:: DATA SECTION ::
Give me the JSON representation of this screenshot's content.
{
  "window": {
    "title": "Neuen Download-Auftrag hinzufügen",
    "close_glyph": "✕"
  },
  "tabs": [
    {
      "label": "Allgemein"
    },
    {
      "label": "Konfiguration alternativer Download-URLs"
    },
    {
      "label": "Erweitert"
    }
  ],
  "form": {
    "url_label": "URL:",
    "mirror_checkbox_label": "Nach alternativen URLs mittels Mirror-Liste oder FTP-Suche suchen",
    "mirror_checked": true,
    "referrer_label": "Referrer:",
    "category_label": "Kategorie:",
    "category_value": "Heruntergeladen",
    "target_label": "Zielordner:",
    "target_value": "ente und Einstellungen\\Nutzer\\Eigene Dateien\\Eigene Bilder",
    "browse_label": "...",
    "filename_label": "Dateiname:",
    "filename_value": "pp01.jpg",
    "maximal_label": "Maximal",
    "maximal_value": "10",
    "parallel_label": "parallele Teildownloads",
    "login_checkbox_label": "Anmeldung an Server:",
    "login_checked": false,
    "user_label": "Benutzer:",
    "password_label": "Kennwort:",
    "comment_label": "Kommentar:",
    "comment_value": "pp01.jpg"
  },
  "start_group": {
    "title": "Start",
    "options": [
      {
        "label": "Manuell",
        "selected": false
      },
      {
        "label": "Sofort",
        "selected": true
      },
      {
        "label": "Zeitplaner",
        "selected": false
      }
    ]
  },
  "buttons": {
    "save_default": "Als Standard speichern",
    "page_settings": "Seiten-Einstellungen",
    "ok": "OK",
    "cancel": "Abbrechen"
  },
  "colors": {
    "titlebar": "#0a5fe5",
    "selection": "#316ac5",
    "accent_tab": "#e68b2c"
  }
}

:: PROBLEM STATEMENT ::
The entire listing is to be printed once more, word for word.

:: WRITTEN ANSWER ::
Give me the JSON representation of this screenshot's content.
{
  "window": {
    "title": "Neuen Download-Auftrag hinzufügen",
    "close_glyph": "✕"
  },
  "tabs": [
    {
      "label": "Allgemein"
    },
    {
      "label": "Konfiguration alternativer Download-URLs"
    },
    {
      "label": "Erweitert"
    }
  ],
  "form": {
    "url_label": "URL:",
    "mirror_checkbox_label": "Nach alternativen URLs mittels Mirror-Liste oder FTP-Suche suchen",
    "mirror_checked": true,
    "referrer_label": "Referrer:",
    "category_label": "Kategorie:",
    "category_value": "Heruntergeladen",
    "target_label": "Zielordner:",
    "target_value": "ente und Einstellungen\\Nutzer\\Eigene Dateien\\Eigene Bilder",
    "browse_label": "...",
    "filename_label": "Dateiname:",
    "filename_value": "pp01.jpg",
    "maximal_label": "Maximal",
    "maximal_value": "10",
    "parallel_label": "parallele Teildownloads",
    "login_checkbox_label": "Anmeldung an Server:",
    "login_checked": false,
    "user_label": "Benutzer:",
    "password_label": "Kennwort:",
    "comment_label": "Kommentar:",
    "comment_value": "pp01.jpg"
  },
  "start_group": {
    "title": "Start",
    "options": [
      {
        "label": "Manuell",
        "selected": false
      },
      {
        "label": "Sofort",
        "selected": true
      },
      {
        "label": "Zeitplaner",
        "selected": false
      }
    ]
  },
  "buttons": {
    "save_default": "Als Standard speichern",
    "page_settings": "Seiten-Einstellungen",
    "ok": "OK",
    "cancel": "Abbrechen"
  },
  "colors": {
    "titlebar": "#0a5fe5",
    "selection": "#316ac5",
    "accent_tab": "#e68b2c"
  }
}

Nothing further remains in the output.